The air is charged with melodrama and even a touch of madness. The candlelight flickers menacingly within the house’s shadowy interiors (sparely appointed by production designer Steve Summersgill). Emily’s fascination with death — and, more specifically, with her mother’s untimely passing years earlier — turns a tense family drama into a brooding Victorian ghost story, set to the operatic churn of Abel Korzeniowski’s score.
But it is also, by necessity, a thrillingly ill-fated romance, something that seems inevitable the moment a dashing young curate, William Weightman (Oliver Jackson-Cohen), sets foot in the Brontës’ parish. William’s own poetic gifts and not-inconsiderable good looks quickly set Charlotte’s and Anne’s hearts aflutter, though the skeptical Emily initially regards him more or less as Lizzie Bennett did Mr. Darcy. We know how that turned out, and once William begins tutoring Emily in French — never the best distraction from those pesky latent desires — it isn’t long before they’ve surrendered to a love beyond verbs, seen in a flurry of rumpled sheets and writhing limbs.
Even without that playfully bawdy montage, Brontë historians would likely object most strongly to this particular narrative liberty, armed with the widespread belief that it was Anne Brontë, not Emily, who was the object of Weightman’s affections. To these eyes, however, the potential problem has less to do with historical inaccuracy than artistic reductiveness. “Write what you know” is splendid advice, but it can also perpetuate an unfortunate canard, namely that great literary accomplishment can be born only of direct, autobiographical experience.
“Emily” may not entirely escape this assumption, though the intensity of Emily and William’s bond — which is to say, the heat and conviction that Mackey and Jackson-Cohen bring to their performances — is its own vindication.
And O’Connor is shrewd enough to root the emotional core of “Wuthering Heights” in more than just a torrid speculative romance. If William is the Heathcliff to Emily’s Cathy, then so, in his way, is Branwell, something the movie establishes with early scenes of brother and sister mischievously spying on their neighbors.

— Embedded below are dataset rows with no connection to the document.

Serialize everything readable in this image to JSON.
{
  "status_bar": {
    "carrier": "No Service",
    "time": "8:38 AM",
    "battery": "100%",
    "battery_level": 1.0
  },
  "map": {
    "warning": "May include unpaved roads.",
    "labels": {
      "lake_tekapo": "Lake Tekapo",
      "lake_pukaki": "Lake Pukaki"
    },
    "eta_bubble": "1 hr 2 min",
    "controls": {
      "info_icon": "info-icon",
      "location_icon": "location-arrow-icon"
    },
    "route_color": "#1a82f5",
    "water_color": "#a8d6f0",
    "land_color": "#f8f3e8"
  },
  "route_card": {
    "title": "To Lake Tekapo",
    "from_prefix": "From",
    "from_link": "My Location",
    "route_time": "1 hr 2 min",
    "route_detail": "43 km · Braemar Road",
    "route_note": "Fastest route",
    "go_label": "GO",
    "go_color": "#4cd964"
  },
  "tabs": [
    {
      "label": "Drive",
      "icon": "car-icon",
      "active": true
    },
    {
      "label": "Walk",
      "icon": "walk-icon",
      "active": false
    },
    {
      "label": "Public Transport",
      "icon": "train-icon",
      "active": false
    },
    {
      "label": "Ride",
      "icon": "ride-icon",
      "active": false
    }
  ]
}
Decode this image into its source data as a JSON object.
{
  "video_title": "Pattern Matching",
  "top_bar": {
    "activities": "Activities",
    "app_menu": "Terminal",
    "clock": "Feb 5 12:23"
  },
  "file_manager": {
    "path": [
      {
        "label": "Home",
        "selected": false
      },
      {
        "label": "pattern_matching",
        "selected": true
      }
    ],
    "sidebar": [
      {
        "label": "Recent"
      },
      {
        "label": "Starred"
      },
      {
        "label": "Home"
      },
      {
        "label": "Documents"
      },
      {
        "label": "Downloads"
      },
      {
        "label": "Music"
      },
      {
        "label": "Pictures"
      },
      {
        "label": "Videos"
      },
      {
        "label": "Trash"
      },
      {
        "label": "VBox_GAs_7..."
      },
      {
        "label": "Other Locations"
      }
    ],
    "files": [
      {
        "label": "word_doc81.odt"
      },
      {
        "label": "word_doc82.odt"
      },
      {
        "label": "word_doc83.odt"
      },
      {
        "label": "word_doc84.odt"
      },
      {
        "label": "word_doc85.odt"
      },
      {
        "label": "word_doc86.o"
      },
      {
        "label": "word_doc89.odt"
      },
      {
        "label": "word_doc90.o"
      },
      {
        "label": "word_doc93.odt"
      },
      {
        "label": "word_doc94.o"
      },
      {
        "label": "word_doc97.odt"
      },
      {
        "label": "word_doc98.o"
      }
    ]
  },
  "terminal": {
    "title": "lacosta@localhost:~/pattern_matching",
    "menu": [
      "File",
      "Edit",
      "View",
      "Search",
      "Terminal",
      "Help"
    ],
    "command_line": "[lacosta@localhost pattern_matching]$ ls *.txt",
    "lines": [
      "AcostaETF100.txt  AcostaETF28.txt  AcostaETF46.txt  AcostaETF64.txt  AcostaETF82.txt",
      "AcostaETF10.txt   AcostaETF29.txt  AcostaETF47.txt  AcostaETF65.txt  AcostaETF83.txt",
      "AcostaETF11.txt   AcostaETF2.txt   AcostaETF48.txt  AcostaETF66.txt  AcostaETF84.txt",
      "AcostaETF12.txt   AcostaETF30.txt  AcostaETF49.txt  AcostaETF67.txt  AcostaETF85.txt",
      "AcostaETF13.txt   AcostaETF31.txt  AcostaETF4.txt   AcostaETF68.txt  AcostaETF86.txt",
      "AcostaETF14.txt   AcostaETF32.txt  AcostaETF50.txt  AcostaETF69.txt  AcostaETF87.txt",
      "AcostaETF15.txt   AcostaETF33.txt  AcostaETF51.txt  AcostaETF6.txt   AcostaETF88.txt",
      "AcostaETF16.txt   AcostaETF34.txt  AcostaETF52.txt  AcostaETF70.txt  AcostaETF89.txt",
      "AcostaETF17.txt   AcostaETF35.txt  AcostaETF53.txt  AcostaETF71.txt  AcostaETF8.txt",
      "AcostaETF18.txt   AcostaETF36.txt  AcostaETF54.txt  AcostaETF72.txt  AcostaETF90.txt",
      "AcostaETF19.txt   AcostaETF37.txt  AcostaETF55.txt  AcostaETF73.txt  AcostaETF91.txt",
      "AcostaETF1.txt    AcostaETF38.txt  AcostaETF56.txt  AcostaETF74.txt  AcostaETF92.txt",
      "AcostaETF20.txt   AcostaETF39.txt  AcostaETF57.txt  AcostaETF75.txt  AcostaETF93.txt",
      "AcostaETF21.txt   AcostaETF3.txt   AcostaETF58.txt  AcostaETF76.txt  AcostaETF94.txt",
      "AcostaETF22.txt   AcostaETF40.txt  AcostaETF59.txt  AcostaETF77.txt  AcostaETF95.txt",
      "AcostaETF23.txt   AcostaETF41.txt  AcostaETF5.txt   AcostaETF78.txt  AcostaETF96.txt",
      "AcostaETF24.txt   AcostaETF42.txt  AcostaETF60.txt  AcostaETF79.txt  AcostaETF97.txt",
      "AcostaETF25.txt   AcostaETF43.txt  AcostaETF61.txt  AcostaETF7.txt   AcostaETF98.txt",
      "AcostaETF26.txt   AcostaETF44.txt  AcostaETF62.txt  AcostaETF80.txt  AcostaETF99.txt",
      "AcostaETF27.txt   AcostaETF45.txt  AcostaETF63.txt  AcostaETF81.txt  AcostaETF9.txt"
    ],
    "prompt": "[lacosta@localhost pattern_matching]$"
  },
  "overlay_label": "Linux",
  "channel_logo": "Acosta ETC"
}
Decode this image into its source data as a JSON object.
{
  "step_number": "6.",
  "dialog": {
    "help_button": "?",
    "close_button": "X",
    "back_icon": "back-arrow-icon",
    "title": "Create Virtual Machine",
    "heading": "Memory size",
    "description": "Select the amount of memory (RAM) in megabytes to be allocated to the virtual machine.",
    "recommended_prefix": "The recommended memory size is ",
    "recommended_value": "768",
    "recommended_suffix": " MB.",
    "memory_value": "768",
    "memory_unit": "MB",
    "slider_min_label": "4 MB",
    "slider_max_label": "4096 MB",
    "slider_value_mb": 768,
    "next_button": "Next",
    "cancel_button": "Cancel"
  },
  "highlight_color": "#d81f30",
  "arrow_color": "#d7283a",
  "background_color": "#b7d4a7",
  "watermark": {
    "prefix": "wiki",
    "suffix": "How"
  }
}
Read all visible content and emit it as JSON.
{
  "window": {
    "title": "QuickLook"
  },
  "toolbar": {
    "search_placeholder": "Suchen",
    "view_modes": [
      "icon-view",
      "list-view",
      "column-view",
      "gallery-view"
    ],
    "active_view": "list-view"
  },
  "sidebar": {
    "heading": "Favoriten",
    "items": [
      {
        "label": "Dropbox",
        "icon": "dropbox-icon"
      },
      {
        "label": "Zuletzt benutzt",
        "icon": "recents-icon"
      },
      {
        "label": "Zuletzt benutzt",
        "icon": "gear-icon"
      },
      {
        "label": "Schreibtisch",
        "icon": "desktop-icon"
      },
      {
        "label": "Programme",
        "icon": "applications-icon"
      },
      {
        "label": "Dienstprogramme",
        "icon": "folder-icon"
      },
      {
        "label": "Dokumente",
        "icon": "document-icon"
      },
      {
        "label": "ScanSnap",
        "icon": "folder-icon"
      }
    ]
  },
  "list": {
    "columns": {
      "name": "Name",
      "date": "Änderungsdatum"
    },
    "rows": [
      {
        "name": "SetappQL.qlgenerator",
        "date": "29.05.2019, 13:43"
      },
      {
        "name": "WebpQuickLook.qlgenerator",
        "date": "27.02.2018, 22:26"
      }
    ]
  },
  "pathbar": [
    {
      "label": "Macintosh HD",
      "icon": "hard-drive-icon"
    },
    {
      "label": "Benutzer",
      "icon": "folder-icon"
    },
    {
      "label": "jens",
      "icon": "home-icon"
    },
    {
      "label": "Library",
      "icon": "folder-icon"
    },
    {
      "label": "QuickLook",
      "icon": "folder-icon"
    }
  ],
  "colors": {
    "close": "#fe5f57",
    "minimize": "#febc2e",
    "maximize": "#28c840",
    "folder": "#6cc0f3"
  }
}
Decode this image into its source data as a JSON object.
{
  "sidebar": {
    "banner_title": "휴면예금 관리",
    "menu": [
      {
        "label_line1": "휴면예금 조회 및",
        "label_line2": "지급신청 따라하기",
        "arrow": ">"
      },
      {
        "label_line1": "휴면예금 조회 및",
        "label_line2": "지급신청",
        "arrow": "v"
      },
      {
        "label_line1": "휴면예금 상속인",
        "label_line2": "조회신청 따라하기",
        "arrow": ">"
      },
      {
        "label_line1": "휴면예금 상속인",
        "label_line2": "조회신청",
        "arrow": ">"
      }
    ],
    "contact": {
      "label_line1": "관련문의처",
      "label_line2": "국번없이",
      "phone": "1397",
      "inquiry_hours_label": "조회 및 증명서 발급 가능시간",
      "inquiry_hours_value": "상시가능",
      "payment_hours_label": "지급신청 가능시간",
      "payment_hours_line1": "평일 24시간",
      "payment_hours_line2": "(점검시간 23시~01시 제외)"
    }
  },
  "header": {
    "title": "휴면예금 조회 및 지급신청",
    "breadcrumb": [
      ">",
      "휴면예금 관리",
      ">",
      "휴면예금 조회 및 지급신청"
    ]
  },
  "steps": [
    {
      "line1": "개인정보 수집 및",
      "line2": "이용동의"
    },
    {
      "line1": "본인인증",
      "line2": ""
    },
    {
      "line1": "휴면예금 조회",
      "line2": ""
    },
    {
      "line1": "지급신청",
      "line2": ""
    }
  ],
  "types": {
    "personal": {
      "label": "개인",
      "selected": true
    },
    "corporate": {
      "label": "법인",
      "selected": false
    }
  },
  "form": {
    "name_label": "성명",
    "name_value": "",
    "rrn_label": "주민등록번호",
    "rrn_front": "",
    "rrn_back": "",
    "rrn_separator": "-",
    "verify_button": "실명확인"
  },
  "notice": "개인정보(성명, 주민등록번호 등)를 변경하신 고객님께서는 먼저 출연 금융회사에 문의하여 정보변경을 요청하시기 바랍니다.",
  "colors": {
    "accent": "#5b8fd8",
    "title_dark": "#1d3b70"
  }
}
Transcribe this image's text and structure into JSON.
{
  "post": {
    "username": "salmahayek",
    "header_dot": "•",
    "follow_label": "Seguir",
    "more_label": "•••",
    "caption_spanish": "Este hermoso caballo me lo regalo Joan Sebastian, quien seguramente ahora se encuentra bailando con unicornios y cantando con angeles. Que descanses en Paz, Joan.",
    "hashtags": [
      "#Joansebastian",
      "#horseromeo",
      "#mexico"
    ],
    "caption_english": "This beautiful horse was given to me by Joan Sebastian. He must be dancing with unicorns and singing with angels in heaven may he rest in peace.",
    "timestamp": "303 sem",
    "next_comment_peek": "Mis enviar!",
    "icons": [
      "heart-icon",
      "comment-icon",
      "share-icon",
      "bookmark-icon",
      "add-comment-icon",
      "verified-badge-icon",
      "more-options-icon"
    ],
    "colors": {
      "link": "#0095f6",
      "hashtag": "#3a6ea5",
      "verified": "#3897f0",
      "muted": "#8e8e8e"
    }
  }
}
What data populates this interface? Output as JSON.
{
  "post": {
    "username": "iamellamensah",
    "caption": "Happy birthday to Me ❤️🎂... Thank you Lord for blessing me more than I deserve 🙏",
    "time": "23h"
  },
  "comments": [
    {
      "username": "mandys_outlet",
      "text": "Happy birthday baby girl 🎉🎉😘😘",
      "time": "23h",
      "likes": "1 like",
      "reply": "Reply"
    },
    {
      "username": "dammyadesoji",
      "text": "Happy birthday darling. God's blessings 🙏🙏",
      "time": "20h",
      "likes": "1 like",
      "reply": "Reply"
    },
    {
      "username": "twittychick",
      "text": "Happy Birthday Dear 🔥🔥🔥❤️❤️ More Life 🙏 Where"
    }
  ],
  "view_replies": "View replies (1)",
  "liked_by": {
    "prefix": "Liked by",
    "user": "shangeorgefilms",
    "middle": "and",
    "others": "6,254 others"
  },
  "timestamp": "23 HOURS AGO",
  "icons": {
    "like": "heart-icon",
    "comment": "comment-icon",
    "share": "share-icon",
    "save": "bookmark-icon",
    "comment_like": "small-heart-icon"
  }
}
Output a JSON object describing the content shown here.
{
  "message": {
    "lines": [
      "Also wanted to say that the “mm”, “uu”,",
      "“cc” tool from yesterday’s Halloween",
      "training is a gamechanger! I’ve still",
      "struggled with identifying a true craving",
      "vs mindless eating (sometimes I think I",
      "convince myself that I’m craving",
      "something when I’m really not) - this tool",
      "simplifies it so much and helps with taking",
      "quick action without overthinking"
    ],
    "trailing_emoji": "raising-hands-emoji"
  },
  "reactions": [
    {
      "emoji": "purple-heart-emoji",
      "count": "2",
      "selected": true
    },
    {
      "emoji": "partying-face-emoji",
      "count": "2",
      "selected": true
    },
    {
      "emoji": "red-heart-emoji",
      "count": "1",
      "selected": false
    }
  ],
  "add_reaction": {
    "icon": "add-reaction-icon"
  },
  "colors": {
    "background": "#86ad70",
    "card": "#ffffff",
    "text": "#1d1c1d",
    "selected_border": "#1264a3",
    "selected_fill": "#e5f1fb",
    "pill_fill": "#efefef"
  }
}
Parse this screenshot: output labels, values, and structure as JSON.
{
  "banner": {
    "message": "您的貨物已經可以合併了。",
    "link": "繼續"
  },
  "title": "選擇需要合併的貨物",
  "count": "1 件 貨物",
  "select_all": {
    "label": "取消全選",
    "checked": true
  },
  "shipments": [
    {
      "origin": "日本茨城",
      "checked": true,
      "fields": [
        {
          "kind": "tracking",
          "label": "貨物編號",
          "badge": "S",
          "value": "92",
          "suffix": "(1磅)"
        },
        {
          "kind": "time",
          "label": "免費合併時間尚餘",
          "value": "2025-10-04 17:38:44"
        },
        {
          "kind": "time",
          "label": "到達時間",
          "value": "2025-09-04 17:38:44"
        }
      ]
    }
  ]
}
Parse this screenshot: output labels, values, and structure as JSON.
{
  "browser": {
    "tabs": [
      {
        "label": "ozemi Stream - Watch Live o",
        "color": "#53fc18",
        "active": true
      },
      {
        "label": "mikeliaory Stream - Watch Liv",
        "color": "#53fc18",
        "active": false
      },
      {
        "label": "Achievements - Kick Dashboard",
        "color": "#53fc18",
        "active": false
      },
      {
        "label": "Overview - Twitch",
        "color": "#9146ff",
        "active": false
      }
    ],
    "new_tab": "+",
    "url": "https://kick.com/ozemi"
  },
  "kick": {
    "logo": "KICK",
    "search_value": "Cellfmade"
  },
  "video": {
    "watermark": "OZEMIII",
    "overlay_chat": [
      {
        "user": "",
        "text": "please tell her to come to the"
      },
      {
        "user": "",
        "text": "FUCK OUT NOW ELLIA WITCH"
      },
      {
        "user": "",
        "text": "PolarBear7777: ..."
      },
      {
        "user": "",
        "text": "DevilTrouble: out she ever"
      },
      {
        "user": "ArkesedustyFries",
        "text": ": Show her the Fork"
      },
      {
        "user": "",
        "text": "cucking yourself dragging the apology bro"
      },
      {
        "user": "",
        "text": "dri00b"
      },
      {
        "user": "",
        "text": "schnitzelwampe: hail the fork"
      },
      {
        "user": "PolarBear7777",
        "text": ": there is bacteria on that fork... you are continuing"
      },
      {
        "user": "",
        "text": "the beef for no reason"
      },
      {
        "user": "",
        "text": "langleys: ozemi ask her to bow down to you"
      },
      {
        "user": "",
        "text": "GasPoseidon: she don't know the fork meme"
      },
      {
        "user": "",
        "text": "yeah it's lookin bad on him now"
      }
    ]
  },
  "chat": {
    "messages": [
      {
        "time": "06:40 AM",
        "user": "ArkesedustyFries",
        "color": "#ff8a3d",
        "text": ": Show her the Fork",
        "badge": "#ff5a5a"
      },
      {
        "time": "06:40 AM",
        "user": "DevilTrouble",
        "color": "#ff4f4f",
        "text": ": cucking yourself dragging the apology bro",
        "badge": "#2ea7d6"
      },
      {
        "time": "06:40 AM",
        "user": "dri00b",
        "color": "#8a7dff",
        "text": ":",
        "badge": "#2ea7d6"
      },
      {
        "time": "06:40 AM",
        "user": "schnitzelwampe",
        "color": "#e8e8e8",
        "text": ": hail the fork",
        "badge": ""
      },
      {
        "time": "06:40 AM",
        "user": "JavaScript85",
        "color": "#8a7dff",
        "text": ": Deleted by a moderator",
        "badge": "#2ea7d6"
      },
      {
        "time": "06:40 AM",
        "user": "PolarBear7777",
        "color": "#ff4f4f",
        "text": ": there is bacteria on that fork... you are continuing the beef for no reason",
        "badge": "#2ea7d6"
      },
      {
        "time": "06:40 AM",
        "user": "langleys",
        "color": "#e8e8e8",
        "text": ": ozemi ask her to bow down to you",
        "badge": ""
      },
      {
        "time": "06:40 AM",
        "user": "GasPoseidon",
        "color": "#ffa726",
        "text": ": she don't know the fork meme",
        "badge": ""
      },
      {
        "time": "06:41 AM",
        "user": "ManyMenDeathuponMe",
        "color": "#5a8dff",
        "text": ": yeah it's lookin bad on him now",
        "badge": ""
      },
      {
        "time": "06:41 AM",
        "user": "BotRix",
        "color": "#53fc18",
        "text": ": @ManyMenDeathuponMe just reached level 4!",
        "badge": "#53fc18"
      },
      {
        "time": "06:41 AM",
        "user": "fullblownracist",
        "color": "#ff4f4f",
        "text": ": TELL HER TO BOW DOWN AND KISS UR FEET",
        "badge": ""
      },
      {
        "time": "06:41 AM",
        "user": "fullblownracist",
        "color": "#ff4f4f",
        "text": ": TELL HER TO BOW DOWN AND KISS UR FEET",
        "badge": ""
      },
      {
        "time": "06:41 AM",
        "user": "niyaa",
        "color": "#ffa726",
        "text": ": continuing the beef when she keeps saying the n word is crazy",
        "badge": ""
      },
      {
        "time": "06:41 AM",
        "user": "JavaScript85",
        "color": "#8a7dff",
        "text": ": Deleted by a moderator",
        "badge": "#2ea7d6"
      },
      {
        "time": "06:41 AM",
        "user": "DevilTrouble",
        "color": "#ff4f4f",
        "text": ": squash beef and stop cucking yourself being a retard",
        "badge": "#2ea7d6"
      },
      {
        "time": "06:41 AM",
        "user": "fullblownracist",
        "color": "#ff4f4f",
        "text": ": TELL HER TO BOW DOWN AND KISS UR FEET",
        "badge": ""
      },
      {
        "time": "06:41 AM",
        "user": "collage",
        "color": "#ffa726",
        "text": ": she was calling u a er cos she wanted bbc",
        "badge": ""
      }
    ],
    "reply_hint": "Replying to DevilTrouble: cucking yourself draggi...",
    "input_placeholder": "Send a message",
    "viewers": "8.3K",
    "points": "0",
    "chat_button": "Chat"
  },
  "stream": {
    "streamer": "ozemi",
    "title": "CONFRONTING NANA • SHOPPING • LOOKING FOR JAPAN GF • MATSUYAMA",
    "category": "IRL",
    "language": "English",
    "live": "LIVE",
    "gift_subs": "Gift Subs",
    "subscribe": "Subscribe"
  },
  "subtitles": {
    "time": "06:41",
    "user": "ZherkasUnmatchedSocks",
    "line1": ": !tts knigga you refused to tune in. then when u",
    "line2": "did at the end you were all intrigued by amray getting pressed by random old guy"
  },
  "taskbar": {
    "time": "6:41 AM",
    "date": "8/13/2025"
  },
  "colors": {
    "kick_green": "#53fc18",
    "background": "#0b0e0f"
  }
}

The intensity of their love, and of their shared alienation from their family and the outside world, is its own force of nature, even when Branwell commits an act of sibling betrayal that falls far short of brothering heights.
The tension and resilience of sibling bonds is crucial to the meaning of “Emily,” which may isolate and elevate its heroine but ultimately restores her to a place of intimacy within a family she loved and inspired.
Her alternately tense and tender rapport with Charlotte, whom Dowling invests with intricate layers of disdain and sympathy, is especially moving in that regard. At one point, Charlotte cruelly dismisses “Wuthering Heights” as “an ugly book … full of selfish people who only care for themselves.” It’s another liberty; the real-life Charlotte, though a frequent critic and arbiter of her sisters’ published work, was hardly blind to the beauty of Emily’s masterpiece. The same can be said of O’Connor’s movie. Far from suggesting that art imitated life, it ends with the bracing suggestion that the Brontës, like any of us, could scarcely appreciate one without the other.